Household Choice in Input Markets The Labor Supply Decision As in output markets, households face constrained choices in input markets. They must decide: 1. Whether to work 2. How much to work 3. What kind of a job to work at In essence, household members must decide how much labor to supply. The choices they make are affected by: 1. Availability of jobs 2. Market wage rates 3. Skills they possess 4. Only 168 hours in a week
FIGURE 6.6The Trade-Off Facing Households The decision to enter the workforce involves a trade-off between wages (and the goods and services that wages will buy) on the one hand and leisure and the value of nonmarket production on the other hand.
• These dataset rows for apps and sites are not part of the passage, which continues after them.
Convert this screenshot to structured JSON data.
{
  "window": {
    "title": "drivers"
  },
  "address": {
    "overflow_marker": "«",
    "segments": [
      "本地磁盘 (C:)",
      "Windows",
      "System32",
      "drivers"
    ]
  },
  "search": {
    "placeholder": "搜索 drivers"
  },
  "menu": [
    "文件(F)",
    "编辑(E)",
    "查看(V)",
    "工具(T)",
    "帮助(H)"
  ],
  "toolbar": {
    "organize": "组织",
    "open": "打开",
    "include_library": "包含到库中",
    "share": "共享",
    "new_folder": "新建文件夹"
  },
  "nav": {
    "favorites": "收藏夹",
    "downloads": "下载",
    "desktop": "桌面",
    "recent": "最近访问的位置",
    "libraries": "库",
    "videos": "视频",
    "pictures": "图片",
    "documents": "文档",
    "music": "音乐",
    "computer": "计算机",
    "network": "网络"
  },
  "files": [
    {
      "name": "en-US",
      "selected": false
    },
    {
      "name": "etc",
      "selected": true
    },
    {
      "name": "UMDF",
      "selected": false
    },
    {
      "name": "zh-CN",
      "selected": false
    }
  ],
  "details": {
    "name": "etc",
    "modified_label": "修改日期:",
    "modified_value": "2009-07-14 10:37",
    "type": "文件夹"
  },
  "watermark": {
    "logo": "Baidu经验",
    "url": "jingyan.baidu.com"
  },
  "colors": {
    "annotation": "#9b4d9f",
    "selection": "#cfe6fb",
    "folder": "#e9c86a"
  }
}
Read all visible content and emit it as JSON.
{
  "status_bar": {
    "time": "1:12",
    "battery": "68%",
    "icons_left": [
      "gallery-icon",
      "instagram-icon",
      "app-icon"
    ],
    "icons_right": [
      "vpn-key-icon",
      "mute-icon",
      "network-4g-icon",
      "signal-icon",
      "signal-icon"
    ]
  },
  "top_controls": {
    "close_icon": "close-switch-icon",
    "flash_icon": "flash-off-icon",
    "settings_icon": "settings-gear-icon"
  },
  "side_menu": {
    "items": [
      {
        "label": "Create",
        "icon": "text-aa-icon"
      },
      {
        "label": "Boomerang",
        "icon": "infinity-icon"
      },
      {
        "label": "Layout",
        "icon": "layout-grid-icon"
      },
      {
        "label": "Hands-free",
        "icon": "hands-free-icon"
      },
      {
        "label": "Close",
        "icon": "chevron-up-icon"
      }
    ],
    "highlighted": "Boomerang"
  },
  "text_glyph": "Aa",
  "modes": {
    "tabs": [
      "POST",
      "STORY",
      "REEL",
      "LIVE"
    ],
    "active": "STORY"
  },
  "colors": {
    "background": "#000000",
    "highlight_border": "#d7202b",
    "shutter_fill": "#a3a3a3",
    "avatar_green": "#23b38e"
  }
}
The Price of Leisure Trading one good for another involves buying less of one and more of another, so households simply reallocate income from one good to the other. “Buying” more leisure, however, means reallocating time between work and nonwork activities. For each hour of leisure that you decide to consume, you give up one hour’s wages. Thus, the wage rate is the price of leisure. Income and Substitution Effects of a Wage Change labor supply curve A curve that shows the quantity of labor supplied at different wage rates. Its shape depends on how households react to changes in the wage rate.
FIGURE 6.7Two Labor Supply Curves When the substitution effect outweighs the income effect, the labor supply curve slopes upward (a). When the income effect outweighs the substitution effect, the result is a “backward-bending” labor supply curve: The labor supply curve slopes downward (b).
Saving and Borrowing: Present versus Future Consumption Just as changes in wage rates affect household behavior in the labor market, changes in interest rates affect household behavior in capital markets. Most empirical evidence indicates that saving tends to increase as the interest rate rises. In other words, the substitution effect is larger than the income effect. financial capital marketThe complex set of institutions in which suppliers of capital (households that save) and the demand for capital (firms wanting to invest) interact.
A Review: Households in Output and Input Markets We now have a rough sketch of the factors that determine output demand and input supply. (You can review these in Figure II.1.) In the next three chapters, we turn to firm behavior and explore in detail the factors that affect output supply and input demand.
budget constraint choice set or opportunity set diamond/water paradox financial capital market homogeneous products labor supply curve law of diminishing marginal utility R E V I E W T E R M S A N D C O N C E P T S marginal utility (MU) perfect competition perfect knowledge real income total utility utility utility-maximizing rule